DLL hell is continuing and this isn’t anything new — https://weblog.west-wind.com/posts/2014/jun/19/nuget-dependencies-and-latest-versions
When starting up I got the VS can’t start due to setup being in progress again. Like last time I waited a few moments and tried again but it makes me wonder if this is a bug of some sort.
To add insult to injury, my machine has been intermittently and inexplicably chronically slow today, it lasts for a minute or two and then it seems fine again for a while
Just got the VS can’t start as setup is in progress again, yet a few minutes later it starts
I’m trying to figure out how to use a new (to me) library, so I clone the repo and try to run it. Somehow nuget can’t download some of the libraries it needs even though they are showing clearly in the gallery. Others download fine. Of course, nuget won’t allow me to uninstall either as it can’t find the library!
time wasted — around 10 minutes messing about
Visual Studio has started giving me the message that a file has changed externally when I have just edited that file in Visual Studio (and nothing else!). To my recollection I first noticed this yesterday and it’s very irritating. I’m hoping a restart of VS will resolve it, I may have been lucky but it seems ok now.
So in summary there were 23 working days in July 2019. Of those days 17 were ones where I had issues frustrating enough that I felt I should document them and in total, probably over a day or so lost time. I consider myself a fairly competent pc user, for those less confident there may well be more issues.

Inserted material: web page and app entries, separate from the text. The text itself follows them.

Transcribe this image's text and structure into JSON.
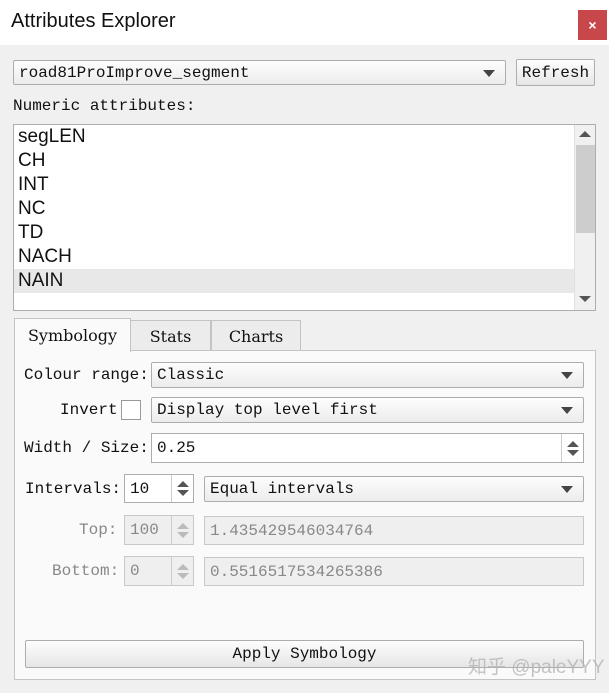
{
  "window": {
    "title": "Attributes Explorer",
    "close": "×"
  },
  "layer_select": {
    "value": "road81ProImprove_segment"
  },
  "refresh_label": "Refresh",
  "numeric_label": "Numeric attributes:",
  "attributes": [
    "segLEN",
    "CH",
    "INT",
    "NC",
    "TD",
    "NACH",
    "NAIN"
  ],
  "selected_attribute": "NAIN",
  "tabs": [
    "Symbology",
    "Stats",
    "Charts"
  ],
  "symbology": {
    "colour_range_label": "Colour range:",
    "colour_range": "Classic",
    "invert_label": "Invert",
    "display_order": "Display top level first",
    "width_label": "Width / Size:",
    "width": "0.25",
    "intervals_label": "Intervals:",
    "intervals": "10",
    "interval_mode": "Equal intervals",
    "top_label": "Top:",
    "top_pct": "100",
    "top_value": "1.435429546034764",
    "bottom_label": "Bottom:",
    "bottom_pct": "0",
    "bottom_value": "0.5516517534265386",
    "apply_label": "Apply Symbology"
  },
  "watermark": "知乎 @paleYYY"
}
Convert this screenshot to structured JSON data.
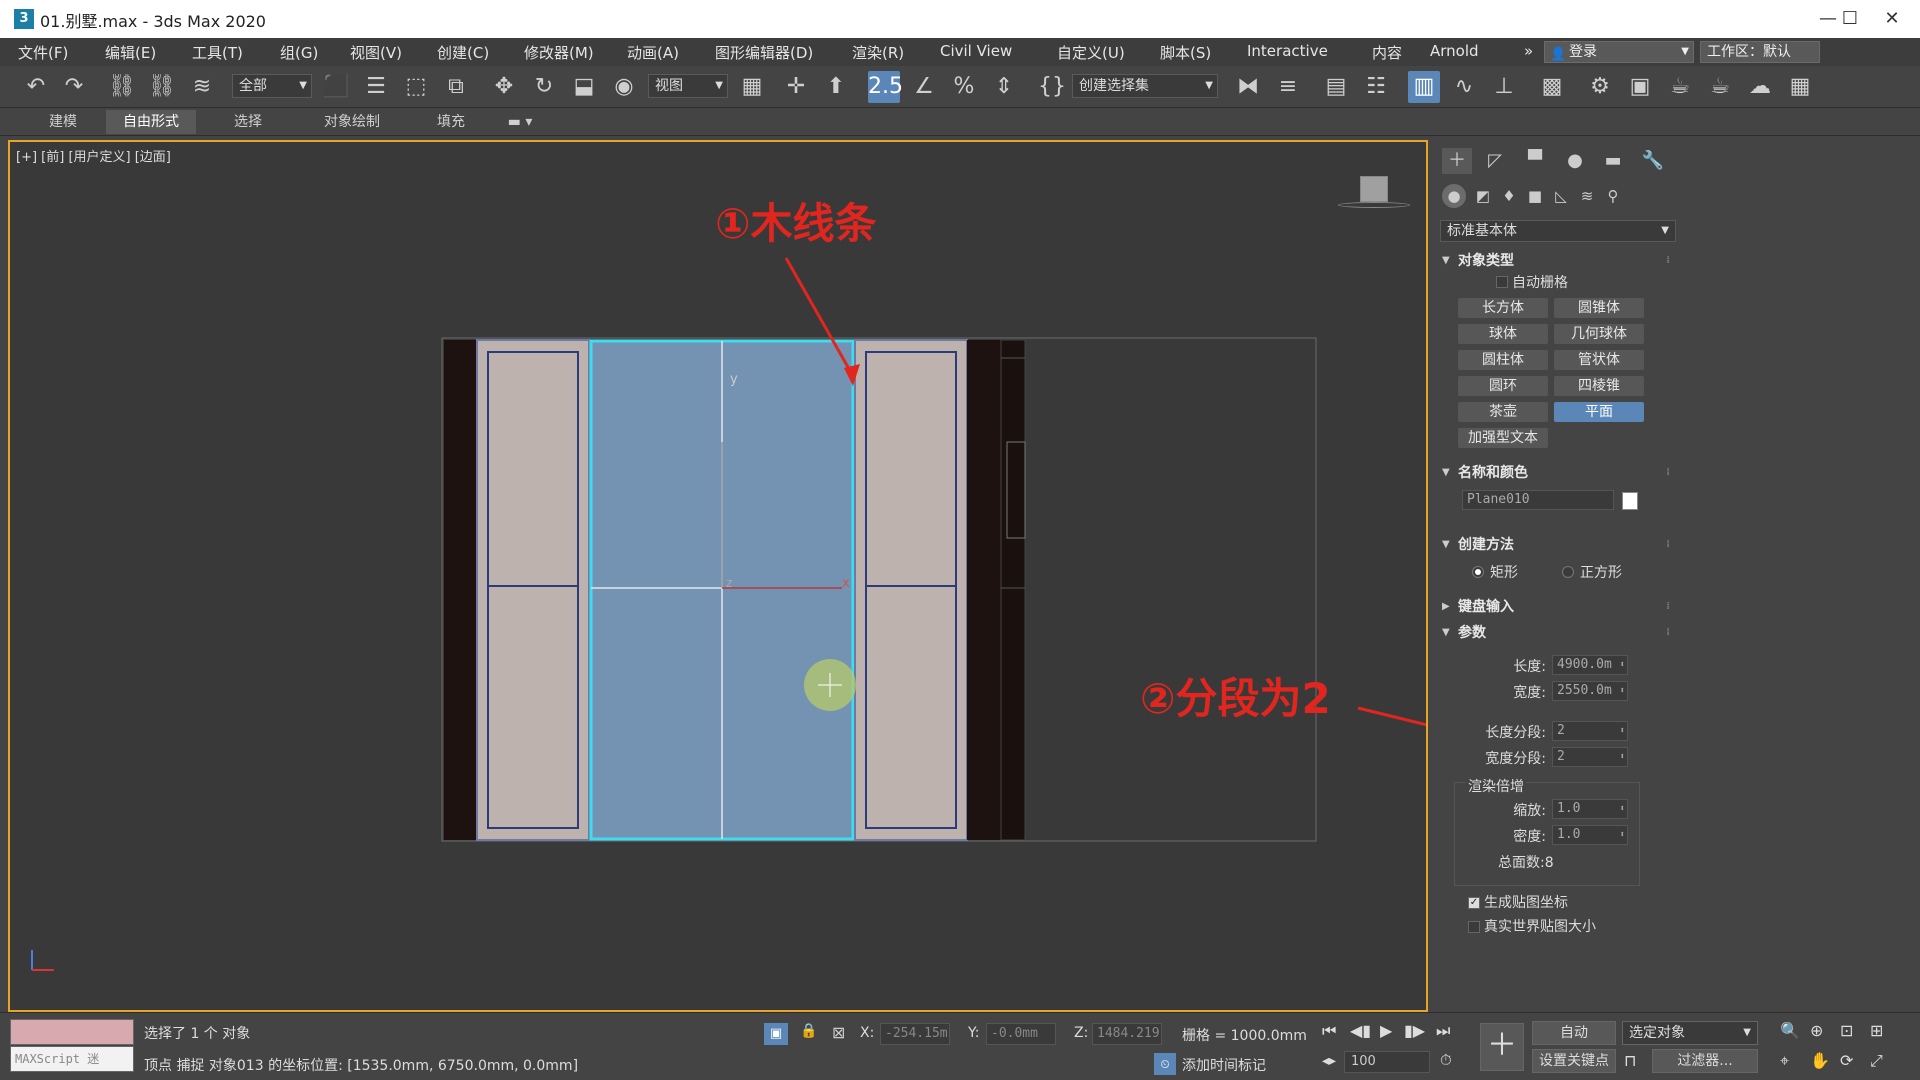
{
  "window": {
    "title": "01.别墅.max - 3ds Max 2020",
    "app_icon": "3",
    "minimize": "—",
    "maximize": "☐",
    "close": "✕"
  },
  "menu": {
    "items": [
      "文件(F)",
      "编辑(E)",
      "工具(T)",
      "组(G)",
      "视图(V)",
      "创建(C)",
      "修改器(M)",
      "动画(A)",
      "图形编辑器(D)",
      "渲染(R)",
      "Civil View",
      "自定义(U)",
      "脚本(S)",
      "Interactive",
      "内容",
      "Arnold"
    ],
    "more": "»",
    "login": "登录",
    "workspace": "工作区：默认"
  },
  "toolbar": {
    "selection_filter": "全部",
    "ref_coord": "视图",
    "named_selection": "创建选择集"
  },
  "ribbon": {
    "tabs": [
      "建模",
      "自由形式",
      "选择",
      "对象绘制",
      "填充"
    ],
    "active_tab": "自由形式"
  },
  "viewport": {
    "label": "[+] [前] [用户定义] [边面]",
    "axis_y": "y",
    "axis_x": "x",
    "axis_z": "z"
  },
  "annotations": {
    "step1": "①木线条",
    "step2": "②分段为2"
  },
  "command_panel": {
    "category": "标准基本体",
    "object_type": {
      "header": "对象类型",
      "autogrid": "自动栅格",
      "buttons": [
        "长方体",
        "圆锥体",
        "球体",
        "几何球体",
        "圆柱体",
        "管状体",
        "圆环",
        "四棱锥",
        "茶壶",
        "平面",
        "加强型文本"
      ],
      "active": "平面"
    },
    "name_color": {
      "header": "名称和颜色",
      "name": "Plane010",
      "color": "#ffffff"
    },
    "creation_method": {
      "header": "创建方法",
      "options": [
        "矩形",
        "正方形"
      ],
      "selected": "矩形"
    },
    "keyboard_entry": {
      "header": "键盘输入"
    },
    "parameters": {
      "header": "参数",
      "length_label": "长度:",
      "length": "4900.0m",
      "width_label": "宽度:",
      "width": "2550.0m",
      "length_segs_label": "长度分段:",
      "length_segs": "2",
      "width_segs_label": "宽度分段:",
      "width_segs": "2",
      "render_multipliers": "渲染倍增",
      "scale_label": "缩放:",
      "scale": "1.0",
      "density_label": "密度:",
      "density": "1.0",
      "total_faces": "总面数:8",
      "gen_mapping": "生成贴图坐标",
      "real_world": "真实世界贴图大小"
    }
  },
  "status": {
    "maxscript": "MAXScript 迷",
    "selected": "选择了 1 个 对象",
    "prompt": "顶点 捕捉 对象013 的坐标位置: [1535.0mm, 6750.0mm, 0.0mm]",
    "x_label": "X:",
    "x": "-254.15m",
    "y_label": "Y:",
    "y": "-0.0mm",
    "z_label": "Z:",
    "z": "1484.219",
    "grid": "栅格 = 1000.0mm",
    "add_time_tag": "添加时间标记",
    "auto_key": "自动",
    "set_key": "设置关键点",
    "key_filter_sel": "选定对象",
    "filters": "过滤器...",
    "frame": "100"
  },
  "colors": {
    "accent": "#5b87b8",
    "viewport_border": "#e4a52a",
    "annotation": "#e0261e",
    "selected_plane": "#7492b2",
    "selection_outline": "#3ddcf0"
  }
}
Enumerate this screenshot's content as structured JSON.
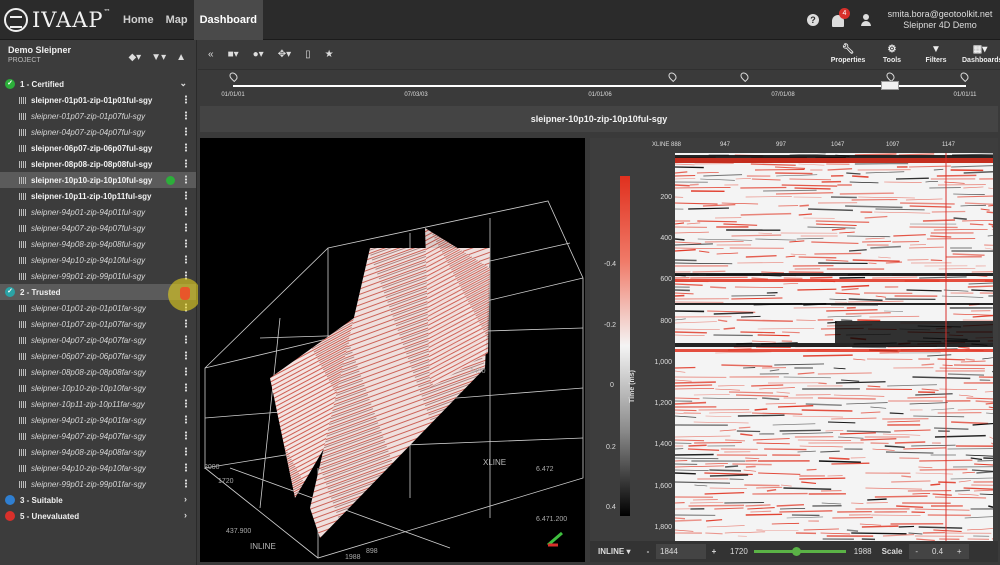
{
  "app": {
    "logo_text": "IVAAP",
    "logo_tm": "™",
    "nav": [
      {
        "label": "Home"
      },
      {
        "label": "Map"
      },
      {
        "label": "Dashboard",
        "active": true
      }
    ],
    "notifications_count": "4",
    "user_email": "smita.bora@geotoolkit.net",
    "user_project": "Sleipner 4D Demo",
    "help_glyph": "?"
  },
  "project": {
    "name": "Demo Sleipner",
    "subtitle": "PROJECT"
  },
  "groups": [
    {
      "label": "1 - Certified",
      "status_color": "#2cae3a",
      "glyph": "✓"
    },
    {
      "label": "2 - Trusted",
      "status_color": "#2aa3a6",
      "glyph": "✓"
    },
    {
      "label": "3 - Suitable",
      "status_color": "#2f7fd1",
      "glyph": ""
    },
    {
      "label": "5 - Unevaluated",
      "status_color": "#d9302b",
      "glyph": ""
    }
  ],
  "certified_items": [
    {
      "label": "sleipner-01p01-zip-01p01ful-sgy",
      "style": "bold"
    },
    {
      "label": "sleipner-01p07-zip-01p07ful-sgy",
      "style": "italic"
    },
    {
      "label": "sleipner-04p07-zip-04p07ful-sgy",
      "style": "italic"
    },
    {
      "label": "sleipner-06p07-zip-06p07ful-sgy",
      "style": "bold"
    },
    {
      "label": "sleipner-08p08-zip-08p08ful-sgy",
      "style": "bold"
    },
    {
      "label": "sleipner-10p10-zip-10p10ful-sgy",
      "style": "bold",
      "selected": true
    },
    {
      "label": "sleipner-10p11-zip-10p11ful-sgy",
      "style": "bold"
    },
    {
      "label": "sleipner-94p01-zip-94p01ful-sgy",
      "style": "italic"
    },
    {
      "label": "sleipner-94p07-zip-94p07ful-sgy",
      "style": "italic"
    },
    {
      "label": "sleipner-94p08-zip-94p08ful-sgy",
      "style": "italic"
    },
    {
      "label": "sleipner-94p10-zip-94p10ful-sgy",
      "style": "italic"
    },
    {
      "label": "sleipner-99p01-zip-99p01ful-sgy",
      "style": "italic"
    }
  ],
  "trusted_items": [
    {
      "label": "sleipner-01p01-zip-01p01far-sgy"
    },
    {
      "label": "sleipner-01p07-zip-01p07far-sgy"
    },
    {
      "label": "sleipner-04p07-zip-04p07far-sgy"
    },
    {
      "label": "sleipner-06p07-zip-06p07far-sgy"
    },
    {
      "label": "sleipner-08p08-zip-08p08far-sgy"
    },
    {
      "label": "sleipner-10p10-zip-10p10far-sgy"
    },
    {
      "label": "sleipner-10p11-zip-10p11far-sgy"
    },
    {
      "label": "sleipner-94p01-zip-94p01far-sgy"
    },
    {
      "label": "sleipner-94p07-zip-94p07far-sgy"
    },
    {
      "label": "sleipner-94p08-zip-94p08far-sgy"
    },
    {
      "label": "sleipner-94p10-zip-94p10far-sgy"
    },
    {
      "label": "sleipner-99p01-zip-99p01far-sgy"
    }
  ],
  "toolbar": {
    "buttons": [
      {
        "label": "Properties",
        "icon": "wrench-icon"
      },
      {
        "label": "Tools",
        "icon": "tools-icon"
      },
      {
        "label": "Filters",
        "icon": "filter-icon"
      },
      {
        "label": "Dashboards",
        "icon": "grid-icon"
      }
    ]
  },
  "timeline": {
    "labels": [
      "01/01/01",
      "07/03/03",
      "01/01/06",
      "07/01/08",
      "01/01/11"
    ]
  },
  "viewer_title": "sleipner-10p10-zip-10p10ful-sgy",
  "view3d": {
    "ticks": [
      "1450",
      "XLINE",
      "2000",
      "1720",
      "6.472",
      "437.900",
      "INLINE",
      "898",
      "1988",
      "6.471.200"
    ]
  },
  "section": {
    "colorbar_title": "Time (ms)",
    "colorbar_ticks": [
      "-0.4",
      "-0.2",
      "0",
      "0.2",
      "0.4"
    ],
    "xline_label": "XLINE 888",
    "x_ticks": [
      "947",
      "997",
      "1047",
      "1097",
      "1147"
    ],
    "y_ticks": [
      "200",
      "400",
      "600",
      "800",
      "1,000",
      "1,200",
      "1,400",
      "1,600",
      "1,800"
    ],
    "colors": {
      "positive": "#e0301e",
      "negative": "#000000",
      "zero": "#f4f4f4"
    }
  },
  "bottombar": {
    "mode": "INLINE",
    "mode_arrow": "▾",
    "minus": "-",
    "plus": "+",
    "inline_value": "1844",
    "range_min": "1720",
    "range_max": "1988",
    "slider_fraction": 0.43,
    "scale_label": "Scale",
    "scale_value": "0.4"
  }
}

While I don’t find these statistics surprising I do find them rather shocking as I was hoping it was just my perception of the issues.